Reviewed by Luke Winkie, Fri., Feb. 21, 2014
Neutral Milk HotelACL Live at the Moody Theater, Feb. 17
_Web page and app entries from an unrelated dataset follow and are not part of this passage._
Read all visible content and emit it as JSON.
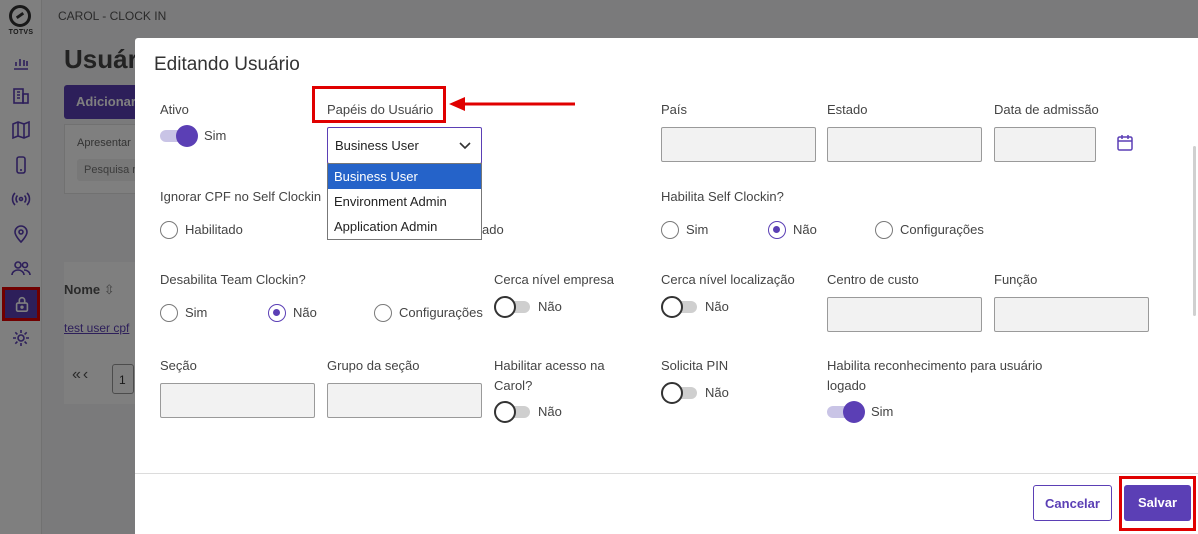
{
  "app": {
    "logo_text": "TOTVS",
    "breadcrumb": "CAROL - CLOCK IN",
    "page_title": "Usuár",
    "add_button": "Adicionar",
    "card_text": "Apresentar",
    "search_placeholder": "Pesquisa r",
    "table_header_name": "Nome",
    "row_link": "test user cpf",
    "pager_arrows": "«‹",
    "pager_page": "1"
  },
  "sidebar": {
    "icons": [
      "chart-icon",
      "building-icon",
      "map-icon",
      "phone-icon",
      "signal-icon",
      "location-pin-icon",
      "users-icon",
      "lock-icon",
      "gear-icon"
    ],
    "active": "lock-icon"
  },
  "modal": {
    "title": "Editando Usuário",
    "fields": {
      "ativo": {
        "label": "Ativo",
        "state_text": "Sim",
        "on": true
      },
      "papeis": {
        "label": "Papéis do Usuário",
        "value": "Business User",
        "options": [
          "Business User",
          "Environment Admin",
          "Application Admin"
        ],
        "selected_index": 0
      },
      "pais": {
        "label": "País",
        "value": ""
      },
      "estado": {
        "label": "Estado",
        "value": ""
      },
      "data_admissao": {
        "label": "Data de admissão",
        "value": ""
      },
      "ignorar_cpf": {
        "label": "Ignorar CPF no Self Clockin",
        "option_habilitado": "Habilitado",
        "partial_option": "ado"
      },
      "self_clockin": {
        "label": "Habilita Self Clockin?",
        "options": [
          "Sim",
          "Não",
          "Configurações"
        ],
        "selected": "Não"
      },
      "team_clockin": {
        "label": "Desabilita Team Clockin?",
        "options": [
          "Sim",
          "Não",
          "Configurações"
        ],
        "selected": "Não"
      },
      "cerca_empresa": {
        "label": "Cerca nível empresa",
        "state_text": "Não",
        "on": false
      },
      "cerca_localizacao": {
        "label": "Cerca nível localização",
        "state_text": "Não",
        "on": false
      },
      "centro_custo": {
        "label": "Centro de custo",
        "value": ""
      },
      "funcao": {
        "label": "Função",
        "value": ""
      },
      "secao": {
        "label": "Seção",
        "value": ""
      },
      "grupo_secao": {
        "label": "Grupo da seção",
        "value": ""
      },
      "acesso_carol": {
        "label_line1": "Habilitar acesso na",
        "label_line2": "Carol?",
        "state_text": "Não",
        "on": false
      },
      "solicita_pin": {
        "label": "Solicita PIN",
        "state_text": "Não",
        "on": false
      },
      "reconhecimento": {
        "label_line1": "Habilita reconhecimento para usuário",
        "label_line2": "logado",
        "state_text": "Sim",
        "on": true
      }
    },
    "buttons": {
      "cancel": "Cancelar",
      "save": "Salvar"
    }
  },
  "colors": {
    "primary": "#5b3fb5",
    "annotation_red": "#e00000",
    "option_highlight": "#2563c9"
  }
}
Neutral Milk Hotel's 1998 sophomore LP, In the Aeroplane Over the Sea, was made by a band that until last year had been broken up since just before this millennium. No website, no promotion, no offshoots, no hint of new music. Plus a singer who's remained reclusive for about as long as he's been famous. Put all that together and you've got two sold-out performances at one of Austin's biggest venues. Aeroplane's built a cult. And suddenly, the high priest was there onstage, salt-and-pepper bearded bandleader Jeff Mangum, playing a guitar while singing "Two-Headed Boy" in his perfectly cracked voice. All by his lonesome, strumming carefully but firm. I still don't know what "There is no reason to grieve/The world that you need is wrapped up in gold silver sleeves" means, but I also felt immense comfort that Mangum doesn't have the answers anymore, either. He's just a vessel now. Some of these songs are 20 years old – there's no immediacy or gravitas anymore. The band's back to give the people what they want and make a little money along the way. Fair enough. They raged "Holland, 1945," a song I've imagined hearing live since I was 16. A rush of color, a few kids going nuts, and done. I dangle for a moment. So that was that, then? Starry-eyed Julian Koster of Music Tapes fame serenaded us with a singing saw for Aeroplane's title track and languid accordion through the first act of "King of Carrot Flowers." The brass, a most vital part of Neutral Milk Hotel's sound, was present and gorgeous through "Fool" and especially "Snow Song Pt. 1." Mangum's centerpiece performance of "Oh Comely" was the most eye-grabbing moment Monday, if only because the collective catharsis of fans hung heavy on the air. It capped everything you could've possibly wanted from a Neutral Milk Hotel show, performed with the accuracy and engagement that sometimes escapes the lifers. And yet, Aeroplane is loaded with tangible, violent, throat-shredding loss. I still hear its ghosts, secrets ducking behind every corner. I hear everything that made me so obsessive once. The Neutral Milk Hotel reunion tour won't quench that thirst. Nothing ever will. That's what makes In the Aeroplane Over the Sea undeniable.